US20100263937 *15 Apr 200921 Oct 2010Overstreet James LMethods of forming and repairing cutting element pockets in earth-boring tools with depth-of-cut control features, and tools and structures formed by such methods
US20100270078 *28 Apr 200928 Oct 2010Baker Hughes IncorporatedMethod and apparatus to thwart bit balling of drill bits
US20100270087 *22 Apr 200928 Oct 2010Baker Hughes IncorporatedDrill bit with prefabricated cuttings splitter and method of making
US20100276200 *26 Apr 20104 Nov 2010Baker Hughes IncorporatedBearing blocks for drill bits, drill bit assemblies including bearing blocks and related methods

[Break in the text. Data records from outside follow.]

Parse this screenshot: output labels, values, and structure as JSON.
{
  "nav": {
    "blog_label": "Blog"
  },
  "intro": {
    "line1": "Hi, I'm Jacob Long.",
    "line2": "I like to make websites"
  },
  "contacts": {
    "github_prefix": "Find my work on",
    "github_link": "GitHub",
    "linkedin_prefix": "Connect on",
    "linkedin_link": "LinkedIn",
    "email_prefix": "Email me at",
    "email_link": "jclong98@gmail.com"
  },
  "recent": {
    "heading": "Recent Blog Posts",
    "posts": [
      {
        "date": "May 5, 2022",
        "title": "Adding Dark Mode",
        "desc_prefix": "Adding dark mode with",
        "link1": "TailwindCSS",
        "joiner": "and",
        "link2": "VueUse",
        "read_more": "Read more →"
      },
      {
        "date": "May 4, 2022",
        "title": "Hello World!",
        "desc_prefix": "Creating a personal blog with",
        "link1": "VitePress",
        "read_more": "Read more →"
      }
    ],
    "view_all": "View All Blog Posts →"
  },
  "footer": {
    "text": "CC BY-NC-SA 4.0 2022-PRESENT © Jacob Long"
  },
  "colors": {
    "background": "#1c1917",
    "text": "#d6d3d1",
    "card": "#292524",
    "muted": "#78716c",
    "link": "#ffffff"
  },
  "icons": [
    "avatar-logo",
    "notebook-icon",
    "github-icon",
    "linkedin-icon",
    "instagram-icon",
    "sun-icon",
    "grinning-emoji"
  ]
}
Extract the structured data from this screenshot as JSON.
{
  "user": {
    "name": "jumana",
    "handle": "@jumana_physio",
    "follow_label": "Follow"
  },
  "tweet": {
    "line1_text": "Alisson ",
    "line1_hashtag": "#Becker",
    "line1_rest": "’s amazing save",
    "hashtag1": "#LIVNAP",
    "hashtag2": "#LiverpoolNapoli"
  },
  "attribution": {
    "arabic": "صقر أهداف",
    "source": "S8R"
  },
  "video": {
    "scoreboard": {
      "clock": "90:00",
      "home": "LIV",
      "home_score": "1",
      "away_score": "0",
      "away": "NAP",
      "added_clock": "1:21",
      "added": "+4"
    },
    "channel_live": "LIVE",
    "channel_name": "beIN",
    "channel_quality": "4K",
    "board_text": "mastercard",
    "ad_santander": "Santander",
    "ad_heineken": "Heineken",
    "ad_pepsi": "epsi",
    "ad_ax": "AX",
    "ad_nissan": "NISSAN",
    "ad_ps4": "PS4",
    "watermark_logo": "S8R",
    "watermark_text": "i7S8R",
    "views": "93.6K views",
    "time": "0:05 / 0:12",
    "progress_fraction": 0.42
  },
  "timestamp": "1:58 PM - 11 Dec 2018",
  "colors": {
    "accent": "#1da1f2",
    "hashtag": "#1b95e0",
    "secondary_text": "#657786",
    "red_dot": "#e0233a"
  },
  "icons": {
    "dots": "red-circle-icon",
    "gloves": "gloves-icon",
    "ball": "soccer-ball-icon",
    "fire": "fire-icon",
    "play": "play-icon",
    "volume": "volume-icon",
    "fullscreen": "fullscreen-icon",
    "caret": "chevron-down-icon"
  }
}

US20100307829 *5 Jun 20099 Dec 2010Baker Hughes IncorporatedCutting elements including cutting tables with shaped faces configured to provide continuous effective positive back rake angles, drill bits so equipped and methods of drilling
US20110000714 *1 Jul 20106 Jan 2011Smith International, Inc.Stabilizing members for fixed cutter drill bit
US20110079438 *5 Oct 20107 Apr 2011Baker Hughes IncorporatedDrill bits and tools for subterranean drilling, methods of manufacturing such drill bits and tools and methods of directional and off center drilling
US20110100721 *8 Oct 20105 May 2011Baker Hughes IncorporatedRotary drill bits including bearing blocks
US20110114392 *18 Oct 201019 May 2011Baker Hughes IncorporatedDrilling apparatus with reduced exposure of cutters and methods of drilling
US20110210474 *11 May 20111 Sep 2011Baker Hughes IncorporatedDrill bit with integral cuttings splitter and method of making
US20110220312 *11 May 201115 Sep 2011Baker Hughes IncorporatedDrill bit with prefabricated cuttings splitter and method of making
US20160097702 *2 Oct 20157 Apr 2016CNPC USA Corp.Method of testing a polycrystalline diamond compact cutter
WO2010126817A3 *26 Apr 20103 Mar 2011Baker Hughes IncorporatedBearing blocks for drill bits, drill bit assemblies including bearing blocks and related methods
WO2010141579A2 *2 Jun 20109 Dec 2010Baker Hughes IncorporatedCutting elements including cutting tables with shaped faces configured to provide continuous effective positive back rake angeles, drill bits so equipped and methods of drilling
WO2010141579A3 *2 Jun 201031 Mar 2011Baker Hughes IncorporatedCutting elements including cutting tables with shaped faces configured to provide continuous effective positive back rake angeles, drill bits so equipped and methods of drilling
Classifications
U.S. Classification175/57, 175/431
International ClassificationE21B10/43, E21B10/46, E21B10/42
Cooperative ClassificationE21B10/43, E21B10/46, B33Y80/00
European ClassificationE21B10/43, E21B10/46
Legal Events
DateCodeEventDescription
13 Aug 2001ASAssignment
Owner name: BAKER HUGHES INCORPORATED, TEXAS
Free format text: ASSIGNMENT OF ASSIGNORS INTEREST;ASSIGNOR:SWADI, MOHAMMAD;REEL/FRAME:012106/0675
Effective date: 20010809
28 Dec 2004CCCertificate of correction
8 Jun 2007FPAYFee payment
Year of fee payment: 4
9 Jun 2011FPAYFee payment
Year of fee payment: 8
27 May 2015FPAYFee payment
Year of fee payment: 12